__Task description__
For the records below, tally every line that has the word "meta" and reply with the number alone.

__Material for the task__
____________
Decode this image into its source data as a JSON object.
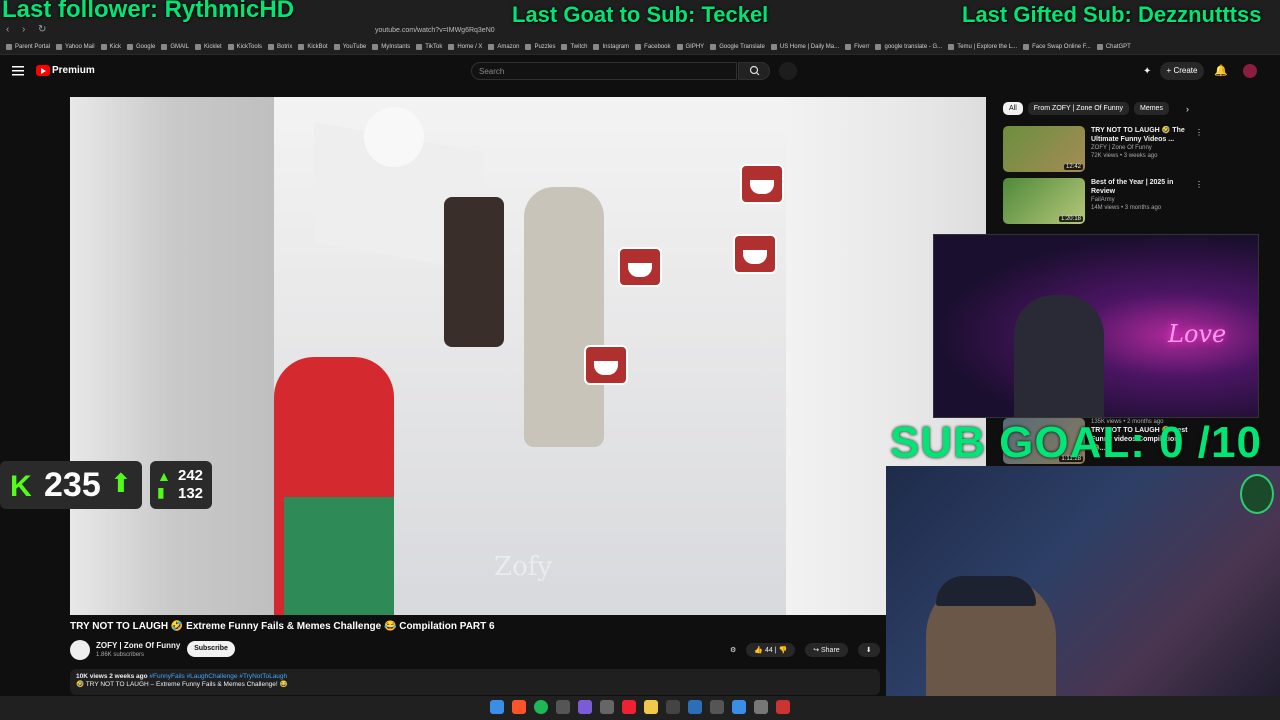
{
  "overlay": {
    "last_follower": "Last follower: RythmicHD",
    "last_goat": "Last Goat to Sub: Teckel",
    "last_gifted": "Last Gifted Sub: Dezznutttss",
    "sub_goal": "SUB GOAL: 0 /10",
    "neon_sign": "Love"
  },
  "browser": {
    "url": "youtube.com/watch?v=IMWg6Rq3eN0",
    "bookmarks": [
      "Parent Portal",
      "Yahoo Mail",
      "Kick",
      "Google",
      "GMAIL",
      "Kicklet",
      "KickTools",
      "Botrix",
      "KickBot",
      "YouTube",
      "MyInstants",
      "TikTok",
      "Home / X",
      "Amazon",
      "Puzzles",
      "Twitch",
      "Instagram",
      "Facebook",
      "GIPHY",
      "Google Translate",
      "US Home | Daily Ma...",
      "Fiverr",
      "google translate - G...",
      "Temu | Explore the L...",
      "Face Swap Online F...",
      "ChatGPT"
    ]
  },
  "header": {
    "brand": "Premium",
    "search_placeholder": "Search",
    "create_label": "Create"
  },
  "video": {
    "title": "TRY NOT TO LAUGH 🤣 Extreme Funny Fails & Memes Challenge 😂 Compilation PART 6",
    "watermark": "Zofy",
    "channel": "ZOFY | Zone Of Funny",
    "subscribers": "1.86K subscribers",
    "subscribe_label": "Subscribe",
    "likes": "44",
    "share_label": "Share",
    "description": {
      "meta": "10K views  2 weeks ago",
      "tags": "#FunnyFails #LaughChallenge #TryNotToLaugh",
      "line2": "🤣 TRY NOT TO LAUGH – Extreme Funny Fails & Memes Challenge! 😂"
    }
  },
  "kick_widget": {
    "viewers": "235",
    "stat_up": "242",
    "stat_down": "132"
  },
  "sidebar": {
    "chips": [
      "All",
      "From ZOFY | Zone Of Funny",
      "Memes"
    ],
    "recommendations": [
      {
        "title": "TRY NOT TO LAUGH 🤣 The Ultimate Funny Videos ...",
        "channel": "ZOFY | Zone Of Funny",
        "meta": "72K views • 3 weeks ago",
        "duration": "12:42"
      },
      {
        "title": "Best of the Year | 2025 in Review",
        "channel": "FailArmy",
        "meta": "14M views • 3 months ago",
        "duration": "1:20:18"
      }
    ],
    "partial_rec": {
      "title": "TRY NOT TO LAUGH 🤣 Best Funny videos Compilation 😂...",
      "meta": "135K views • 2 months ago",
      "duration": "1:11:28"
    }
  },
  "colors": {
    "accent_green": "#00e676",
    "kick_green": "#53fc18",
    "yt_red": "#ff0000"
  }
}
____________
__Result for this task__
4